The answer must be one number: how many lines below contain the word "icon".

_ _ _ _

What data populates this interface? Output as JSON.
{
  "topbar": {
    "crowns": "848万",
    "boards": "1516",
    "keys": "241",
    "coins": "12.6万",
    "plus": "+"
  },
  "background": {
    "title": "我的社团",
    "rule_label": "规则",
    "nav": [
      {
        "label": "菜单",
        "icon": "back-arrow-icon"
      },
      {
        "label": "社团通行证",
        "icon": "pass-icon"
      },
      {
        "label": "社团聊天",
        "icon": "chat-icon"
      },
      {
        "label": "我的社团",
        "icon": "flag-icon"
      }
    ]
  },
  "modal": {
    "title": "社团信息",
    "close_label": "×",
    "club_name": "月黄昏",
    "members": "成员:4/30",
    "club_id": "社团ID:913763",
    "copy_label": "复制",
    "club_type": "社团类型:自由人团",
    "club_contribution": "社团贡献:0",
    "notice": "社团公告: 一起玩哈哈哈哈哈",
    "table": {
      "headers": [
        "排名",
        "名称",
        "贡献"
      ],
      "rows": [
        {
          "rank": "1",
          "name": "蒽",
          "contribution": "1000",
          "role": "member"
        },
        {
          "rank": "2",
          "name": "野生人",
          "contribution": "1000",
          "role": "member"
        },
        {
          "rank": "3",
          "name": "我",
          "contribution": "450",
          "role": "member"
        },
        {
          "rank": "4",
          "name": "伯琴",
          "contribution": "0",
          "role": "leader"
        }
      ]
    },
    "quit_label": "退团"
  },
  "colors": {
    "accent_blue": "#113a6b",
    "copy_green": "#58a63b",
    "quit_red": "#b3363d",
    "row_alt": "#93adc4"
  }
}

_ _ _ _

• _Written response_
4